The Encyclopedia Americana (1920)/Bass Rock
BASS (băs) ROCK, a remarkable traprock island, at the mouth of the Firth of Forth, three miles from North Berwick. It is of circular shape, about a mile in circumference, and rises precipitously to a height of 350 feet It is inaccessible except on one flat shelving point on the southeast. Its summit is estimated at about seven acres, and this supports a few sheep, the mutton of which is considered a great delicacy. Solan geese and other seafowl in myriads cover its rocks, and fly around it in clouds. The surrounding water is of great depth on the northeast, but shallow on the south. Among the historical ruins on the island are the remains of a fortalice commanding the landing-place, capable of accommodating upward of 100 men, formerly accessible only by ladders or buckets and chains; and the ruins of a chapel about halfway up the acclivity. The Bass was purchased by the English government in 1671, and its castle, long since demolished, was converted into a state prison in which several eminent Covenanters were confined. It was the last place in Britain that held out against William III, its small band of gallant defenders yielding only to starvation.
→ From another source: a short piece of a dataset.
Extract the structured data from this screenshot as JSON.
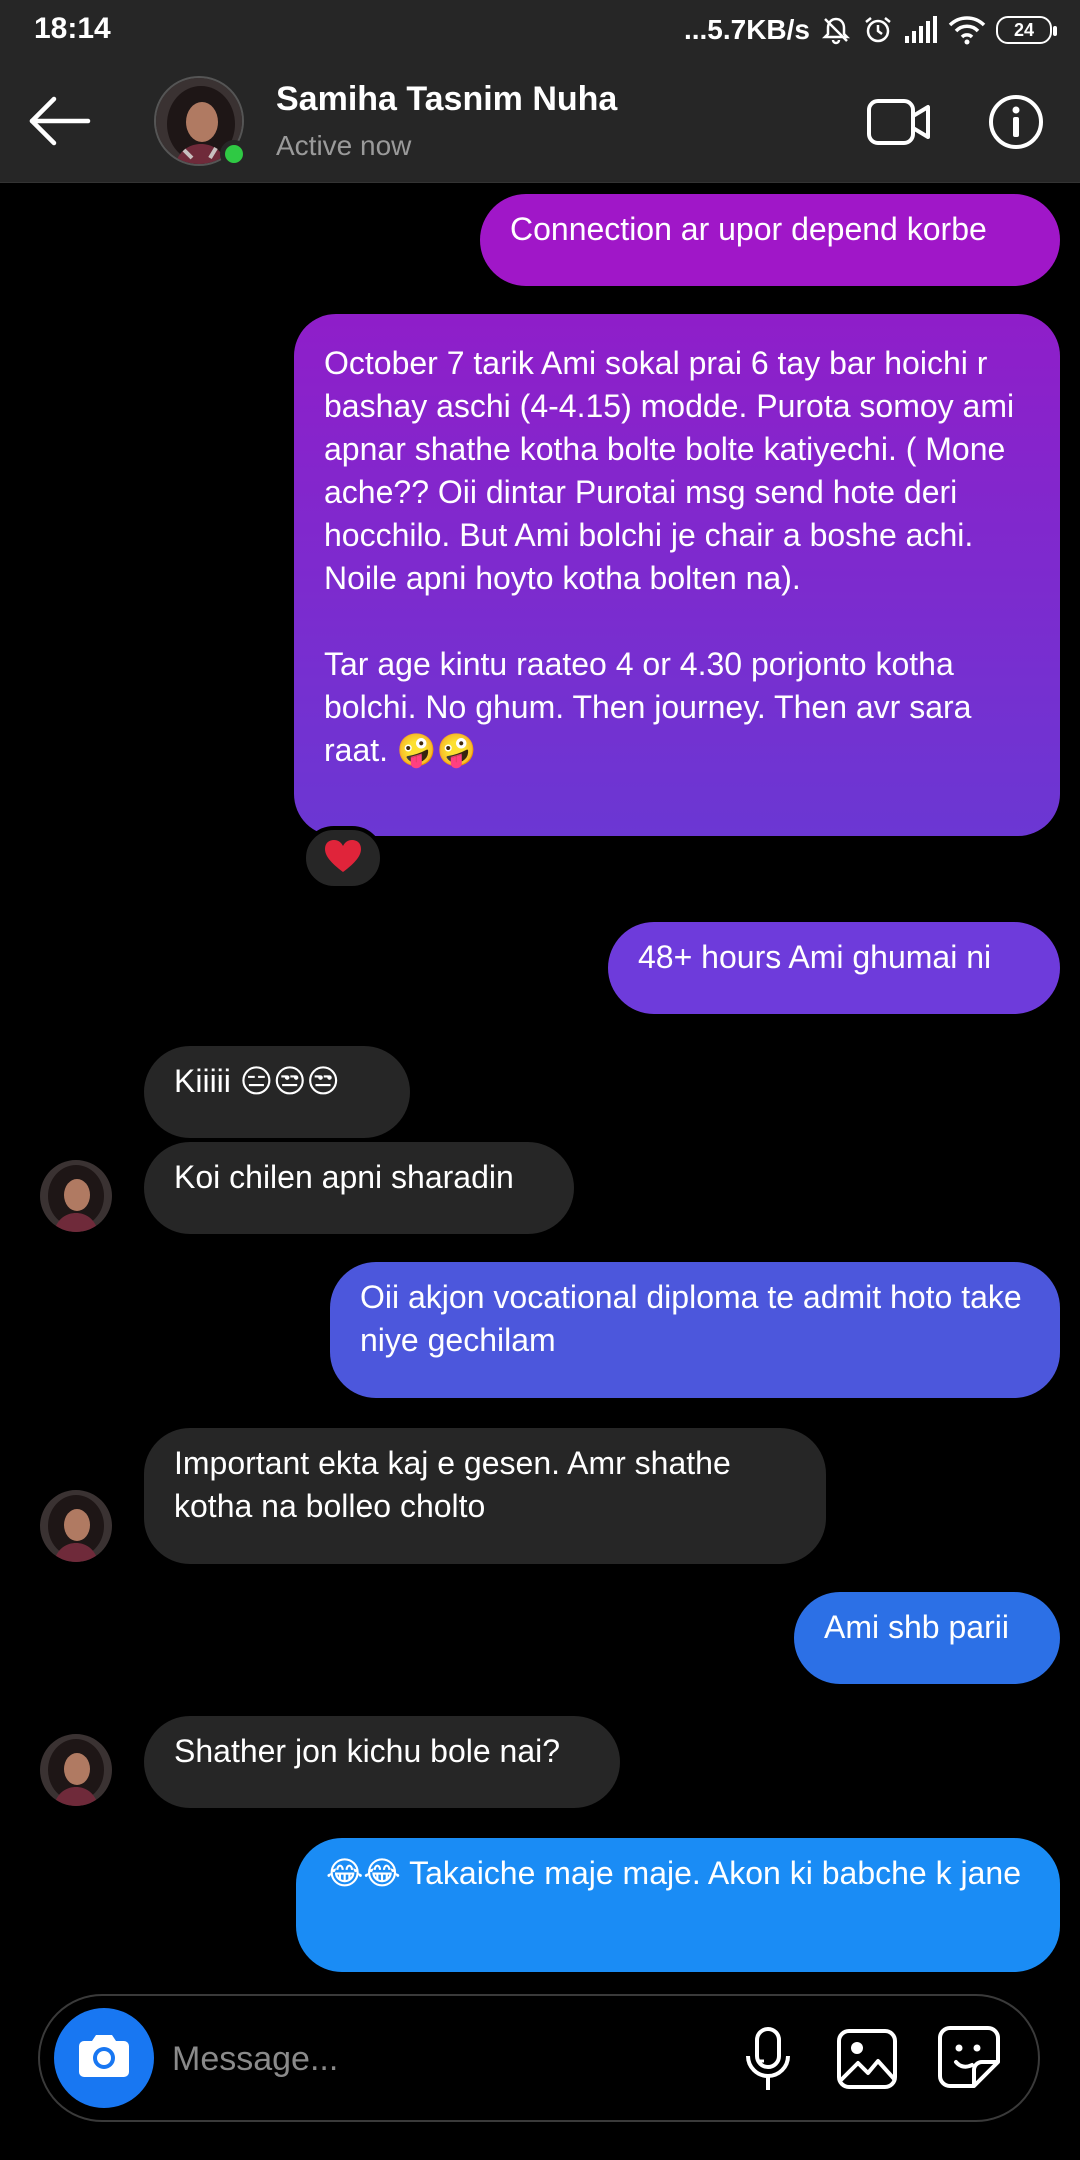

The island anciently belonged to a family of the name of Lauder, whose head was styled Lauder of the Bass.